They can be used as livestock fodder. The seeds appear to be of high nutritional value for some animals, but they are also very tiny and collecting them for food is cumbersome and not usually done. A notable exception is teff (E. tef), which is used to make traditional breads on the Horn of Africa, such as Ethiopian injera and Somalian laxoox. It is a crop of commercial importance. E. clelandii and E. tremula are recorded as famine foods in Australia and Chad, respectively.[4]

Other species, such as E. amabilis, are used as ornamental plants. E. cynosuroides is used in the pūjā rites in the Hindu temple at Karighatta. Bahia lovegrass (E. bahiensis) is known as a hyperaccumulator of caesium-137 and can be grown to remove the highly toxic radioactive atoms from the environment. Weeping lovegrass (E. curvula) has been planted extensively to prevent soil erosion.

Selected species[edit]

Formerly placed here[edit]


  1. ^ a b "Genus: Eragrostis Wolf". Germplasm Resources Information Network. United States Department of Agriculture. 1999-03-09. Retrieved 2011-02-25. 
  2. ^ a b "Eragrostis". Integrated Taxonomic Information System. Retrieved 2011-03-04. 
  3. ^ Quattrocchi, Umberto (2006). CRC World Dictionary of Grasses. II E-O. CRC Press. p. 805. ISBN 978-0-8493-1303-5. 
  4. ^ Freedman, Robert (1998): Famine Foods - Poaceae or Graminae. Version of 6 March 1998. Retrieved 12 November 2007.
  5. ^ a b "GRIN Species Records of Eragrostis". Germplasm Resources Information Network.
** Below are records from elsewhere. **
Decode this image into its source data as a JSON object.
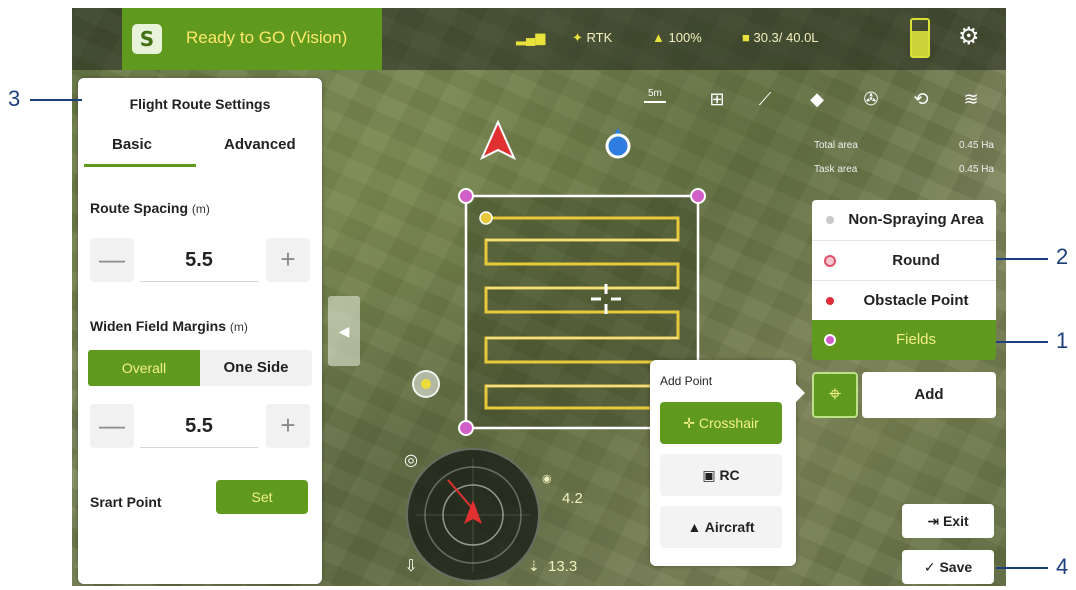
{
  "status_bar": {
    "status_text": "Ready to GO (Vision)",
    "signal_label": "RTK",
    "battery_level_text": "100%",
    "spray_text": "30.3/ 40.0L"
  },
  "map_tools": [
    "scale-ruler",
    "add-field",
    "measure",
    "eraser",
    "drone-settings",
    "rotate",
    "layers"
  ],
  "map_info": [
    {
      "label": "Total area",
      "value": "0.45 Ha"
    },
    {
      "label": "Task area",
      "value": "0.45 Ha"
    }
  ],
  "left_panel": {
    "title": "Flight Route Settings",
    "tabs": [
      "Basic",
      "Advanced"
    ],
    "route_spacing_label": "Route Spacing",
    "route_spacing_unit": "(m)",
    "route_spacing_value": "5.5",
    "widen_label": "Widen Field Margins",
    "widen_unit": "(m)",
    "widen_options": [
      "Overall",
      "One Side"
    ],
    "widen_value": "5.5",
    "start_point_label": "Srart Point",
    "set_label": "Set",
    "minus": "—",
    "plus": "+"
  },
  "right_menu": {
    "items": [
      {
        "label": "Non-Spraying Area",
        "dot": "#c8c8c8"
      },
      {
        "label": "Round",
        "dot": "#e0506a"
      },
      {
        "label": "Obstacle Point",
        "dot": "#e02a3a"
      },
      {
        "label": "Fields",
        "dot": "#d060c8"
      }
    ],
    "add_label": "Add"
  },
  "add_point": {
    "title": "Add Point",
    "options": [
      "Crosshair",
      "RC",
      "Aircraft"
    ]
  },
  "telemetry": {
    "d_value": "4.2",
    "h_value": "13.3"
  },
  "actions": {
    "exit_label": "Exit",
    "save_label": "Save"
  },
  "callouts": [
    "1",
    "2",
    "3",
    "4"
  ],
  "colors": {
    "accent": "#5f9a1f",
    "route": "#e8c93a",
    "field_corner": "#d060c8",
    "callout": "#1a3f7a"
  }
}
United States Department of Agriculture. Retrieved 2011-02-25. 

External links[edit]